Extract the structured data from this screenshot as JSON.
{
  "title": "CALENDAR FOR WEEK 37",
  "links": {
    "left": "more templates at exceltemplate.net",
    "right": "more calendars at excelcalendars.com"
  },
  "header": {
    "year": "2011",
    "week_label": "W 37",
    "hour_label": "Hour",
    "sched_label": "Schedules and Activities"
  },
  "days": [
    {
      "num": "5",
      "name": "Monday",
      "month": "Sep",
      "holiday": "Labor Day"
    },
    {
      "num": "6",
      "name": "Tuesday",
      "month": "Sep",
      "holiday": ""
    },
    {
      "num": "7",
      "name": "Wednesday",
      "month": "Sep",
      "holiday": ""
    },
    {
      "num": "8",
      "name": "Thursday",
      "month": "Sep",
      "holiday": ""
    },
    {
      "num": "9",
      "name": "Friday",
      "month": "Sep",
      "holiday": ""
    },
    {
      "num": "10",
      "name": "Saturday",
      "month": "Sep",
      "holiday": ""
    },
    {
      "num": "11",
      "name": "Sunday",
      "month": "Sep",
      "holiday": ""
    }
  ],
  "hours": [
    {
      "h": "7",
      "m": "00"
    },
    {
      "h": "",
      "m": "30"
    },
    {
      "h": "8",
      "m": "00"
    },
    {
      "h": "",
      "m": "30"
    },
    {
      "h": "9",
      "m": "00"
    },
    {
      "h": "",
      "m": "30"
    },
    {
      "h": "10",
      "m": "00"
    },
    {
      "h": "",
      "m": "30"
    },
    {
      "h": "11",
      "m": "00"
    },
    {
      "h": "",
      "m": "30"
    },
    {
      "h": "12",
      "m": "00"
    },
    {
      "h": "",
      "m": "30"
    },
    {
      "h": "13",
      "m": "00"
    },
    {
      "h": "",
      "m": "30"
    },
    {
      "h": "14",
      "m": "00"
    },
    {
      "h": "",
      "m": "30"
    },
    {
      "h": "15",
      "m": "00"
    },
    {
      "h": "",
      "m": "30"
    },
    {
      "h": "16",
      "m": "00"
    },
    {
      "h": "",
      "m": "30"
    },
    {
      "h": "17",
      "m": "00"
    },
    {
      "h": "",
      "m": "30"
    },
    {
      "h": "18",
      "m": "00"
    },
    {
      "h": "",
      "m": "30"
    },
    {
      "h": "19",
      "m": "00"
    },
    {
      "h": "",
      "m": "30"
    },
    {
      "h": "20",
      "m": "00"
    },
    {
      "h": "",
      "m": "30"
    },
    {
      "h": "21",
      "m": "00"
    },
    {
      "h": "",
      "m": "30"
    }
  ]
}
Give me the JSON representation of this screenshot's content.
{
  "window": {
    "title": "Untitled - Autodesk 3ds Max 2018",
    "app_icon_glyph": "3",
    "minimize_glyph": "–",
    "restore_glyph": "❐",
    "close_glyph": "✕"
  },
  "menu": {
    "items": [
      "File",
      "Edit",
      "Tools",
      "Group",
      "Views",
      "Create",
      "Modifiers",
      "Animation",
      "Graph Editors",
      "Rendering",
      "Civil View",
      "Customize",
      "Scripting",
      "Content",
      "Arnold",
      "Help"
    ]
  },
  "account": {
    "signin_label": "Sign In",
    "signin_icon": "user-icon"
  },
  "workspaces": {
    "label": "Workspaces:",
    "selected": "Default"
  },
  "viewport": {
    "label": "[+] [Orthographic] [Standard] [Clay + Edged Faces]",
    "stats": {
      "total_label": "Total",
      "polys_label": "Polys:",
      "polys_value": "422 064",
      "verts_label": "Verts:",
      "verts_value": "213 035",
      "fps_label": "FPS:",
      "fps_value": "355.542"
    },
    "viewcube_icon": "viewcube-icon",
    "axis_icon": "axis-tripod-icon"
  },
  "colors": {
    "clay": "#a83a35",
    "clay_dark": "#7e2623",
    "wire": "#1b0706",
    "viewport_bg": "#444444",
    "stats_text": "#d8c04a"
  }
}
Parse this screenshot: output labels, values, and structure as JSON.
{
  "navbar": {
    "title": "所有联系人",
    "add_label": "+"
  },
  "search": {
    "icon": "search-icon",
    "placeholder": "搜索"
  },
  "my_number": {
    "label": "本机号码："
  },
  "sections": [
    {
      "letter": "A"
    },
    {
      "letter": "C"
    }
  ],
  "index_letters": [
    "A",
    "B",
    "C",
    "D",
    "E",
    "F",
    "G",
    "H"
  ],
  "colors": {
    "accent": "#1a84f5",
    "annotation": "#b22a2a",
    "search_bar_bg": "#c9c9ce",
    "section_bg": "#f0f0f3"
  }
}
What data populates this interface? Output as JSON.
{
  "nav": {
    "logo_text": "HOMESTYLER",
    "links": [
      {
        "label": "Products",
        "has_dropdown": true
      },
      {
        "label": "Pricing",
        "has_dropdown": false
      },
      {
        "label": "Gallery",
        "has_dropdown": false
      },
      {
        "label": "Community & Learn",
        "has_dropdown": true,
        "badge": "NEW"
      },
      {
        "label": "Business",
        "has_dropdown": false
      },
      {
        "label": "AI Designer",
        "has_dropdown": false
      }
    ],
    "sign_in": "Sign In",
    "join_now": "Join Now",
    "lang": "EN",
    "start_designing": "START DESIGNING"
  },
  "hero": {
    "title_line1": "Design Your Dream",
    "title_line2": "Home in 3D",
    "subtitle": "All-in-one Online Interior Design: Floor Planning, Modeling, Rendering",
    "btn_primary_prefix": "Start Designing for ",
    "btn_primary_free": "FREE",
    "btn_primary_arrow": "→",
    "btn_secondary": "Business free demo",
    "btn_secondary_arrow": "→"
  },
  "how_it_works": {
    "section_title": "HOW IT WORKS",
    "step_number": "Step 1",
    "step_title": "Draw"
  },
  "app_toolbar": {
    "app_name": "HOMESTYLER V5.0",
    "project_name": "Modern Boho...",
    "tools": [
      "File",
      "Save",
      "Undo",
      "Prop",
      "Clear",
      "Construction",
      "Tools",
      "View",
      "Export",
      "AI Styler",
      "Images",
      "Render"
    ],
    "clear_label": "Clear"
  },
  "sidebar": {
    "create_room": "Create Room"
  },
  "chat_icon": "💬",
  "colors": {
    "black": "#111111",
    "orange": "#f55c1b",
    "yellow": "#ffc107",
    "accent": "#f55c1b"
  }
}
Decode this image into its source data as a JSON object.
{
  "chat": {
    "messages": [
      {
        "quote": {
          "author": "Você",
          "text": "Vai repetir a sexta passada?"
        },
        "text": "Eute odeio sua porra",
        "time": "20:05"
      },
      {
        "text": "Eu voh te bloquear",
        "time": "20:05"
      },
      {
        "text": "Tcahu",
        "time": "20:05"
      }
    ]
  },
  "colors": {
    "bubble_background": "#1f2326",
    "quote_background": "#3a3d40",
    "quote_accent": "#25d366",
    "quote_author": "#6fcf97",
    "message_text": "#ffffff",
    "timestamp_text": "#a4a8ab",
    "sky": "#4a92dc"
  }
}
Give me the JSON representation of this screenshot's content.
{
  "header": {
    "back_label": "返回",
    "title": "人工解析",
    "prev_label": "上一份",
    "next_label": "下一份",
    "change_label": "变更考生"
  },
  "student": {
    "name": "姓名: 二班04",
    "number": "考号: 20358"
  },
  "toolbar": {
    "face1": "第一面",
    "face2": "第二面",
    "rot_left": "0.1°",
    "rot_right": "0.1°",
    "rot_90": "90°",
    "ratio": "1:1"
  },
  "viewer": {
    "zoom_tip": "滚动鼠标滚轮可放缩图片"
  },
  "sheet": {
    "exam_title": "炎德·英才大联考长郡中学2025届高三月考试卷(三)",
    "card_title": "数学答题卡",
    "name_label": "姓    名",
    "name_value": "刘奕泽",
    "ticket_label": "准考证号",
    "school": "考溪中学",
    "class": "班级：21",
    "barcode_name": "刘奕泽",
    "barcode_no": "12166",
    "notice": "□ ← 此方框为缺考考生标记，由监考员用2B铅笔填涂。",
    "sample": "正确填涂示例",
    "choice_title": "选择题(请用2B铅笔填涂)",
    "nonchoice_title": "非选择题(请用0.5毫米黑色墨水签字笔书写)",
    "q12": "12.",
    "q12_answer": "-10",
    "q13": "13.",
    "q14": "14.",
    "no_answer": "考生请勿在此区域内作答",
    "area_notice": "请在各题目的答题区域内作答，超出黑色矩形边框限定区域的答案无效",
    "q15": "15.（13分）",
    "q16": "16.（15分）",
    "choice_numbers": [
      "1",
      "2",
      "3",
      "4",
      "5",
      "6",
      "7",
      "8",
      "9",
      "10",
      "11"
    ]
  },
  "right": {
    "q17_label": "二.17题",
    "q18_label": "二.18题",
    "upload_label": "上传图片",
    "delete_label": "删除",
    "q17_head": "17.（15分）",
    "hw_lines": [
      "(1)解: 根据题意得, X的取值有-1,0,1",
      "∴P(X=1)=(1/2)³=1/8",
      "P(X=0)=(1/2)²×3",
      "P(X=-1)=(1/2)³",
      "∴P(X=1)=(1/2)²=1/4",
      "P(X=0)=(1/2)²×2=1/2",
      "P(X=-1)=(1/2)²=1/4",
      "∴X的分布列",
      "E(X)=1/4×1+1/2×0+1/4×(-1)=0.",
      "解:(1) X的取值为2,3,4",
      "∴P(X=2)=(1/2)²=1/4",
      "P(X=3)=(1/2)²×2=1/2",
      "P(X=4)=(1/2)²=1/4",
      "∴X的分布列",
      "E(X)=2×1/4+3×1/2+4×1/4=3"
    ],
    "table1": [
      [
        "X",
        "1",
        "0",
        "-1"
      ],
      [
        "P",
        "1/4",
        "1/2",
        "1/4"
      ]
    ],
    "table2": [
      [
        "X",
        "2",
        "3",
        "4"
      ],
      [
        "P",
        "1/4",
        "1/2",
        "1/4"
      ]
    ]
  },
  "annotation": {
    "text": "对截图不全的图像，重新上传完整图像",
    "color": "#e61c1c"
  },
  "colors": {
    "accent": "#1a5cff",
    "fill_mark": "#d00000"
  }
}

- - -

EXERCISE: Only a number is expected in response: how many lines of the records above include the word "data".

SOLUTION: 3